[What the task asks]:
Retyping the entire listing exactly is the task.

[Working data]:
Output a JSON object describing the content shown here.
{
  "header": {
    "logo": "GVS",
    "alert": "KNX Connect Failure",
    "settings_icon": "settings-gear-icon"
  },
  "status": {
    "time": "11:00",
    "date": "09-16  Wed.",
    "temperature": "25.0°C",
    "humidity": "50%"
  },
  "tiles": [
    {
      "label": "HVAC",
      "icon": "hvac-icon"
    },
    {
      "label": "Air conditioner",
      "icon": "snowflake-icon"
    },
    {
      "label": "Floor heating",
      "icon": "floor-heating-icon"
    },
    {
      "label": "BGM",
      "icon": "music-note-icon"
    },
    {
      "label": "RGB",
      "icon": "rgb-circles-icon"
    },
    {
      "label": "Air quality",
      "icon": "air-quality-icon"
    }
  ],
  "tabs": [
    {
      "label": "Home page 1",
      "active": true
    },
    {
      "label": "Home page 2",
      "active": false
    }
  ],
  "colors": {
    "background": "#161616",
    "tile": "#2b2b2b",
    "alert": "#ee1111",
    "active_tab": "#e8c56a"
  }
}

[Output for this task]:
Output a JSON object describing the content shown here.
{
  "header": {
    "logo": "GVS",
    "alert": "KNX Connect Failure",
    "settings_icon": "settings-gear-icon"
  },
  "status": {
    "time": "11:00",
    "date": "09-16  Wed.",
    "temperature": "25.0°C",
    "humidity": "50%"
  },
  "tiles": [
    {
      "label": "HVAC",
      "icon": "hvac-icon"
    },
    {
      "label": "Air conditioner",
      "icon": "snowflake-icon"
    },
    {
      "label": "Floor heating",
      "icon": "floor-heating-icon"
    },
    {
      "label": "BGM",
      "icon": "music-note-icon"
    },
    {
      "label": "RGB",
      "icon": "rgb-circles-icon"
    },
    {
      "label": "Air quality",
      "icon": "air-quality-icon"
    }
  ],
  "tabs": [
    {
      "label": "Home page 1",
      "active": true
    },
    {
      "label": "Home page 2",
      "active": false
    }
  ],
  "colors": {
    "background": "#161616",
    "tile": "#2b2b2b",
    "alert": "#ee1111",
    "active_tab": "#e8c56a"
  }
}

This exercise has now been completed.